This is a saying that makes the rounds every so often, and there’s a kernel of truth in it. It comes out of the military, and it has multiple meanings.
The first is that a group of people can only do something so fast without messing up. If you run as fast as you can, you’re more likely to fall. If you try to do something really quickly and skip steps, you’re more likely to make mistakes. In the military, mistakes can be really big problems. People can be hurt or die. Officers don’t like that. It looks bad on a report.
The second meaning is that you should practice slowly so that your motions become smooth. Then when you speed up your motions, they’ll still be smooth. This makes sense to me as a classical musician. It makes less sense as a software engineer, so we can safely ignore this definition for the rest of the blog post.
Usually when someone says “slow is smooth, smooth is fast”, they’re recommending caution or justifying taking the time to do something properly. Another similar saying is “haste makes waste” – the idea is that by ensuring something is done correctly you’ll avoid having to do it twice. In a lot of situations that’s good advice. Rushing to get code onto production and skipping steps in the normal process to save X amount of time will result in a Y% chance of a bug in production which will take Z amount of time to resolve. If X < Y * Z, the recommendation is correct, and “slow is smooth, smooth is fast.” However, that test does not always evaluate to true. For some changes, a full QA cycle or whatever the normal process is will take longer than just testing on production. In those cases, slow is just slow, and we should ship the thing without the extra fuss.
So, then, how are we to know the difference? We need to understand the level of risk we’re taking on in making the change, as well as the cost to remedy any bug that might be introduced. The level of risk is the likelihood that we’ll introduce a bug.

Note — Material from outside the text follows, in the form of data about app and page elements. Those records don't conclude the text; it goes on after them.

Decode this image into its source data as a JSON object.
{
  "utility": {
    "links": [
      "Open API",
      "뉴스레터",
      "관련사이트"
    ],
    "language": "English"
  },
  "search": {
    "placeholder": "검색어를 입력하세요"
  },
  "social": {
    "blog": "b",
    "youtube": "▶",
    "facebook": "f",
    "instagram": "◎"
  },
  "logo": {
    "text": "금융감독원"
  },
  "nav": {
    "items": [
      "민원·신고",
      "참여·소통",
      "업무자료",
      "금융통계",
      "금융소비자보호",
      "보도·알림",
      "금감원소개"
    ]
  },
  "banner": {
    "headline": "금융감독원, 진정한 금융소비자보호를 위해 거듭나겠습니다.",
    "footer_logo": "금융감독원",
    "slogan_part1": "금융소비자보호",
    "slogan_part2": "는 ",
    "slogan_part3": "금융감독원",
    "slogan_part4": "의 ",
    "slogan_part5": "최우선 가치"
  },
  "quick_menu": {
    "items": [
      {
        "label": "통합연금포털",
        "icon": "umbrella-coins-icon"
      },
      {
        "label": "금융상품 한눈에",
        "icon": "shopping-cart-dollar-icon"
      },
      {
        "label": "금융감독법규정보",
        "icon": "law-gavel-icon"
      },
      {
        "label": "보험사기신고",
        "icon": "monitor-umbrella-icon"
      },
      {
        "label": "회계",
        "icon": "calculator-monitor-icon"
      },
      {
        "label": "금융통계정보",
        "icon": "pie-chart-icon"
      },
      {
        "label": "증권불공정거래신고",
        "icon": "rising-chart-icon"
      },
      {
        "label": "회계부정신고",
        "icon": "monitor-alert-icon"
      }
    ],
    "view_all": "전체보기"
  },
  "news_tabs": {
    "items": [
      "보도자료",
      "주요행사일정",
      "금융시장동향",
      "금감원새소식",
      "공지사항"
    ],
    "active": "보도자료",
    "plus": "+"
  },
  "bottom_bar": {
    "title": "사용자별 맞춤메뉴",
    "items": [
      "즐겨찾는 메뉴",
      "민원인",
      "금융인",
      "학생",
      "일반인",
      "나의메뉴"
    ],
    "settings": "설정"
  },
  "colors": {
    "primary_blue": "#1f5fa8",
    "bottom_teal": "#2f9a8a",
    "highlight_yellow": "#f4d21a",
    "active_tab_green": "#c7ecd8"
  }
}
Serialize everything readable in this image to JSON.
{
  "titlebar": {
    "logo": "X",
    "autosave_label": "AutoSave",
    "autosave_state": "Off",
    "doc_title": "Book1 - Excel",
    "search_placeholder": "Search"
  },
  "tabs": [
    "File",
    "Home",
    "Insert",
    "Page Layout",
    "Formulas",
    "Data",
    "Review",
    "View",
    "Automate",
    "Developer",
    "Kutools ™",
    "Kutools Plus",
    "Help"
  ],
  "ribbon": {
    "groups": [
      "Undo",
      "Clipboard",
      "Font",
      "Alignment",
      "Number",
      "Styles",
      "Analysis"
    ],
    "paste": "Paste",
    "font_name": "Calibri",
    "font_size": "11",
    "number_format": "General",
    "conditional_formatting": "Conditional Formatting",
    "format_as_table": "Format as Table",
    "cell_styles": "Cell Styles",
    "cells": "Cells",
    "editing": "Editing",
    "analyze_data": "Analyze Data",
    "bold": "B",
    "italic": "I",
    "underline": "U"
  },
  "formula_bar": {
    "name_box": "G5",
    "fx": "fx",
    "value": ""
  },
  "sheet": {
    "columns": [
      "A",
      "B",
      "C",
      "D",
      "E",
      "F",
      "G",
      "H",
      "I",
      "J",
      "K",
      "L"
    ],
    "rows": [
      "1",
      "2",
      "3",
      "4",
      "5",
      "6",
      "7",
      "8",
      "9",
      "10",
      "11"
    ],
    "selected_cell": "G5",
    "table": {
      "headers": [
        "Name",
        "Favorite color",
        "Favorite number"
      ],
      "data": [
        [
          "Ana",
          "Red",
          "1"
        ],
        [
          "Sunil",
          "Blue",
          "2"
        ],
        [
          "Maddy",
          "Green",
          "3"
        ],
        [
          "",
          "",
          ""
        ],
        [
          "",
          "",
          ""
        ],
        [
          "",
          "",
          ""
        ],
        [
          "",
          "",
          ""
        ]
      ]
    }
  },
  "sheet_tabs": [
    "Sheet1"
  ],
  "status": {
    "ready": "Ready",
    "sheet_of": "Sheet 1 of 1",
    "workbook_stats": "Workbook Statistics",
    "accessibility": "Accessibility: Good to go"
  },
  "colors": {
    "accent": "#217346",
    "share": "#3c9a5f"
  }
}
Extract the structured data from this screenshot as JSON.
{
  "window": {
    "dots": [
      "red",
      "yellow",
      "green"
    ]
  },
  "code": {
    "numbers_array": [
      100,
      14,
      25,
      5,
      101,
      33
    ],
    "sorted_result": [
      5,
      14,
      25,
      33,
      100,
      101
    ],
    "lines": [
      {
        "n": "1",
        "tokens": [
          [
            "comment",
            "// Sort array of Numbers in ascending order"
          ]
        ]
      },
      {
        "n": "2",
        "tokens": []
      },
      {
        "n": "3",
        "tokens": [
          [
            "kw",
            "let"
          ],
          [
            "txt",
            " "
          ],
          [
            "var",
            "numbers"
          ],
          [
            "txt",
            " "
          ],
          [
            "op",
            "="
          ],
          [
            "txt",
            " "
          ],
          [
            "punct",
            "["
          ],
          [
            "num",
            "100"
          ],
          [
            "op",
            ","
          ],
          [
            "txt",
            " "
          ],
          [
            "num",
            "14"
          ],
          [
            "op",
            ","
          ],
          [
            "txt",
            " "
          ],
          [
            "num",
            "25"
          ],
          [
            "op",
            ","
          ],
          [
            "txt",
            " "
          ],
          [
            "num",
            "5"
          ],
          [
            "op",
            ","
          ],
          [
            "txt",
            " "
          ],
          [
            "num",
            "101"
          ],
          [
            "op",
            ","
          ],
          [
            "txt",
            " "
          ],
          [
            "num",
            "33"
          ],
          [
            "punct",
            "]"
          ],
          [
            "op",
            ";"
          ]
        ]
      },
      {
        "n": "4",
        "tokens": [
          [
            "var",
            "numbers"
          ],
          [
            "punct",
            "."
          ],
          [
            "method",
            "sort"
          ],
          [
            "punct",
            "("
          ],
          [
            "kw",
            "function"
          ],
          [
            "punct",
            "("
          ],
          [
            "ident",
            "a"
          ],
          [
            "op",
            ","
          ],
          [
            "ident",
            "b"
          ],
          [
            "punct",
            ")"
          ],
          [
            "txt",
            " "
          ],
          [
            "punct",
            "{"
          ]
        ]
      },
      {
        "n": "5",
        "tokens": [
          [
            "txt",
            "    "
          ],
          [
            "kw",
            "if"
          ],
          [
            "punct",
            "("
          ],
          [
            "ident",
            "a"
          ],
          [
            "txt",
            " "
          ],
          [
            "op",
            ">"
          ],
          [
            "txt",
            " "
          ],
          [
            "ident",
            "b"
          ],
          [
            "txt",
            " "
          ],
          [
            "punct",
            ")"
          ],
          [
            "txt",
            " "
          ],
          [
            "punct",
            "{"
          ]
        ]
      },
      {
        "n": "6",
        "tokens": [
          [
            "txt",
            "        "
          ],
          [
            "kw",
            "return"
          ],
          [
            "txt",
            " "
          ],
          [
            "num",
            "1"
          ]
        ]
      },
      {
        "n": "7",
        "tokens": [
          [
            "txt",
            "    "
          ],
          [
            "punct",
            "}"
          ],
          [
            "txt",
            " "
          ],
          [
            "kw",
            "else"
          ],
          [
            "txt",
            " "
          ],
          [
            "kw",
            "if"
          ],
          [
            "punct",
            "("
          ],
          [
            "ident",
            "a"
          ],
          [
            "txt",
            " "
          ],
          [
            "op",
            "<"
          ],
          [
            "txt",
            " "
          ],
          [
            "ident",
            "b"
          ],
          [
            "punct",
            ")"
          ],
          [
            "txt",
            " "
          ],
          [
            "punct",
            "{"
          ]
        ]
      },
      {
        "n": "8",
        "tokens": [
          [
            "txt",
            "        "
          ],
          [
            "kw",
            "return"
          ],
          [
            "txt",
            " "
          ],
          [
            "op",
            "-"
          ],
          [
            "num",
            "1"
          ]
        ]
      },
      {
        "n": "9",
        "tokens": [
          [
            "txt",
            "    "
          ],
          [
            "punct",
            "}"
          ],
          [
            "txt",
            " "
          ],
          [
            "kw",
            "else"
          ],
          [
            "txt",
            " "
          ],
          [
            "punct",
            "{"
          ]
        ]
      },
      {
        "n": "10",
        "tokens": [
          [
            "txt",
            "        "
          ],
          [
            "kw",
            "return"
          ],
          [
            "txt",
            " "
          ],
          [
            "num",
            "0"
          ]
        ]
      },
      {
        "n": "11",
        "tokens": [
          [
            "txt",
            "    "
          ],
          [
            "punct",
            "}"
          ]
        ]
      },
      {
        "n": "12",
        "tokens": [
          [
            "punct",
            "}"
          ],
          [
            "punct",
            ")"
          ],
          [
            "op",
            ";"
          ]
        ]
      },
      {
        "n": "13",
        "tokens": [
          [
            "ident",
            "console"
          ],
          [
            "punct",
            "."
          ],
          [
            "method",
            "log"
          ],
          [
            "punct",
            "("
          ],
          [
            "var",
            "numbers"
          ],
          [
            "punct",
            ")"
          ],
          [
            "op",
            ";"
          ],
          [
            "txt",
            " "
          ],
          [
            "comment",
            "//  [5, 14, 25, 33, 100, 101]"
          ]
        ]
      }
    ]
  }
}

The better understood, tested, etc. a piece of code is, the lower our risk of introducing an issue. The more legacy, crufty, convoluted, or complex the code is and the fewer automated safeguards we have in place generally the higher the level of risk becomes.
The cost to remedy represents the severity of issue we think we might cause. Some bugs are quite severe: Shipping a database migration that drops the wrong column (or table, God forbid!) is potentially disastrous, bad algorithmic trading code can bring a billion-dollar company to its knees (this example is from real life – Google it). In these cases the cost to remedy the issue can be very high, sometimes more than the organization can pay. Others bug scenarios are not so dangerous: a copy update on a static HTML page has limited capacity to cause harm, same with a tweak to a well-understood bit of application code that isn’t mission-critical. For the latter two, the resolution only involves fixing the code and pushing it to production, and that’s probably the end of it. A few minutes or an hour’s work at most.
As we try to make the right call about the level of risk and the cost to remedy, we also need to have a feel for our own level of certainty in our assessment of both. Are we missing something? Is that application code really as simple as it seems? Maybe it’s reused somewhere else and we’re going to create an unintended side-effect. Maybe that copy tweak is part of a contract. Maybe there’s some unknown unknown that will bite us. If we know the code like the back of our hand, we can be more certain of our assessments, but even then we can’t be totally sure. So, when in doubt (which is most of the time), falling back to “slow is smooth, smooth is fast” is the right call. But, if the risks are low, go ahead and skip that 3rd round of QA. You really don’t need it.